EXERCISE AIM: Each record should reappear exactly in your answer, minus any picture.

INPUT MATERIAL:
------------

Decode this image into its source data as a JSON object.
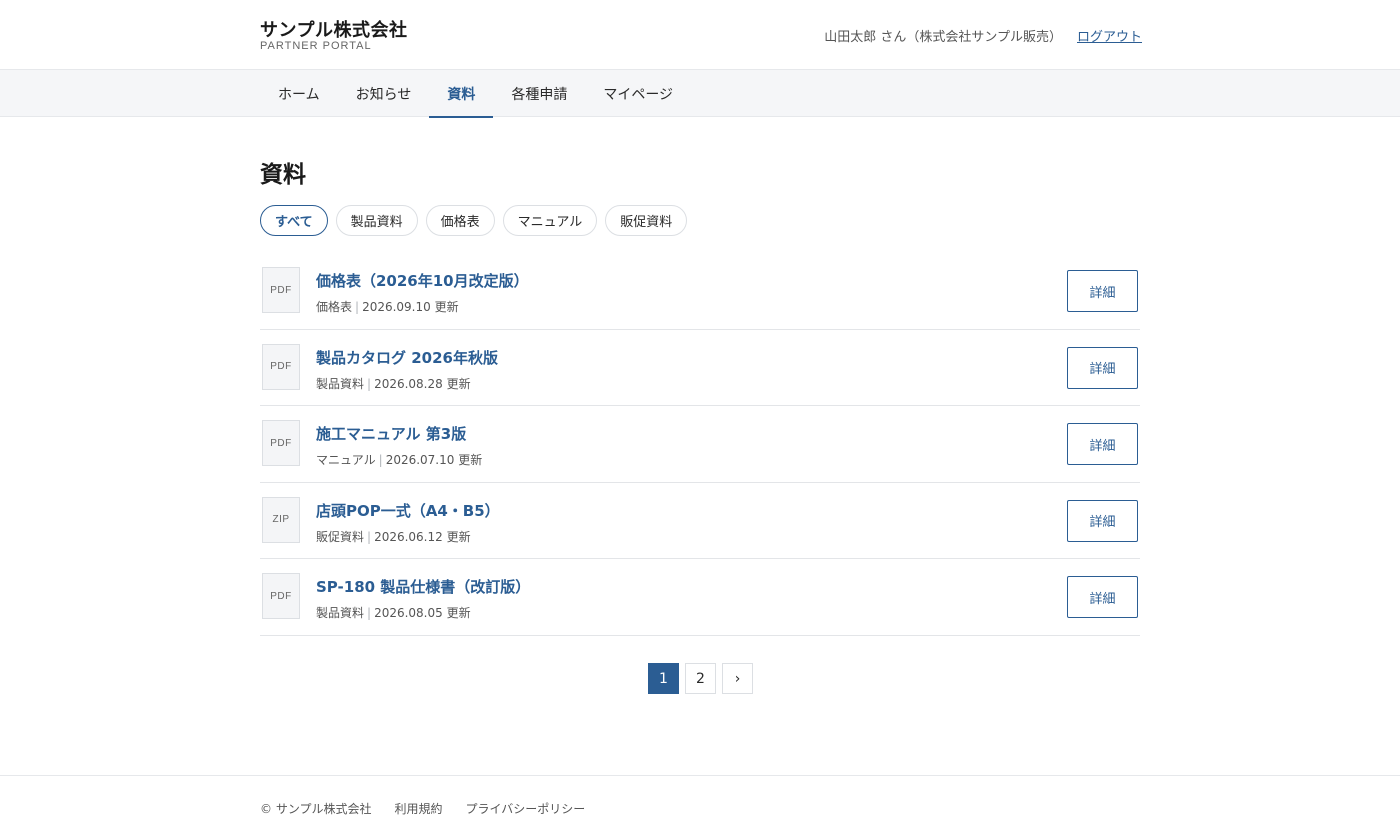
{
  "header": {
    "brand_name": "サンプル株式会社",
    "brand_sub": "PARTNER PORTAL",
    "user_info": "山田太郎 さん（株式会社サンプル販売）",
    "logout_label": "ログアウト"
  },
  "nav": {
    "items": [
      {
        "label": "ホーム"
      },
      {
        "label": "お知らせ"
      },
      {
        "label": "資料",
        "active": true
      },
      {
        "label": "各種申請"
      },
      {
        "label": "マイページ"
      }
    ]
  },
  "main": {
    "title": "資料",
    "filters": [
      {
        "label": "すべて",
        "active": true
      },
      {
        "label": "製品資料"
      },
      {
        "label": "価格表"
      },
      {
        "label": "マニュアル"
      },
      {
        "label": "販促資料"
      }
    ],
    "documents": [
      {
        "type": "PDF",
        "title": "価格表（2026年10月改定版）",
        "category": "価格表",
        "date": "2026.09.10 更新",
        "action": "詳細"
      },
      {
        "type": "PDF",
        "title": "製品カタログ 2026年秋版",
        "category": "製品資料",
        "date": "2026.08.28 更新",
        "action": "詳細"
      },
      {
        "type": "PDF",
        "title": "施工マニュアル 第3版",
        "category": "マニュアル",
        "date": "2026.07.10 更新",
        "action": "詳細"
      },
      {
        "type": "ZIP",
        "title": "店頭POP一式（A4・B5）",
        "category": "販促資料",
        "date": "2026.06.12 更新",
        "action": "詳細"
      },
      {
        "type": "PDF",
        "title": "SP-180 製品仕様書（改訂版）",
        "category": "製品資料",
        "date": "2026.08.05 更新",
        "action": "詳細"
      }
    ],
    "meta_separator": "|",
    "pagination": {
      "pages": [
        "1",
        "2"
      ],
      "current": "1",
      "next_label": "›"
    }
  },
  "footer": {
    "copyright": "© サンプル株式会社",
    "links": [
      "利用規約",
      "プライバシーポリシー"
    ]
  },
  "colors": {
    "accent": "#2b5d93",
    "nav_bg": "#f5f6f8",
    "border": "#e3e5e8"
  }
}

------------

REPLY:
Decode this image into its source data as a JSON object.
{
  "header": {
    "brand_name": "サンプル株式会社",
    "brand_sub": "PARTNER PORTAL",
    "user_info": "山田太郎 さん（株式会社サンプル販売）",
    "logout_label": "ログアウト"
  },
  "nav": {
    "items": [
      {
        "label": "ホーム"
      },
      {
        "label": "お知らせ"
      },
      {
        "label": "資料",
        "active": true
      },
      {
        "label": "各種申請"
      },
      {
        "label": "マイページ"
      }
    ]
  },
  "main": {
    "title": "資料",
    "filters": [
      {
        "label": "すべて",
        "active": true
      },
      {
        "label": "製品資料"
      },
      {
        "label": "価格表"
      },
      {
        "label": "マニュアル"
      },
      {
        "label": "販促資料"
      }
    ],
    "documents": [
      {
        "type": "PDF",
        "title": "価格表（2026年10月改定版）",
        "category": "価格表",
        "date": "2026.09.10 更新",
        "action": "詳細"
      },
      {
        "type": "PDF",
        "title": "製品カタログ 2026年秋版",
        "category": "製品資料",
        "date": "2026.08.28 更新",
        "action": "詳細"
      },
      {
        "type": "PDF",
        "title": "施工マニュアル 第3版",
        "category": "マニュアル",
        "date": "2026.07.10 更新",
        "action": "詳細"
      },
      {
        "type": "ZIP",
        "title": "店頭POP一式（A4・B5）",
        "category": "販促資料",
        "date": "2026.06.12 更新",
        "action": "詳細"
      },
      {
        "type": "PDF",
        "title": "SP-180 製品仕様書（改訂版）",
        "category": "製品資料",
        "date": "2026.08.05 更新",
        "action": "詳細"
      }
    ],
    "meta_separator": "|",
    "pagination": {
      "pages": [
        "1",
        "2"
      ],
      "current": "1",
      "next_label": "›"
    }
  },
  "footer": {
    "copyright": "© サンプル株式会社",
    "links": [
      "利用規約",
      "プライバシーポリシー"
    ]
  },
  "colors": {
    "accent": "#2b5d93",
    "nav_bg": "#f5f6f8",
    "border": "#e3e5e8"
  }
}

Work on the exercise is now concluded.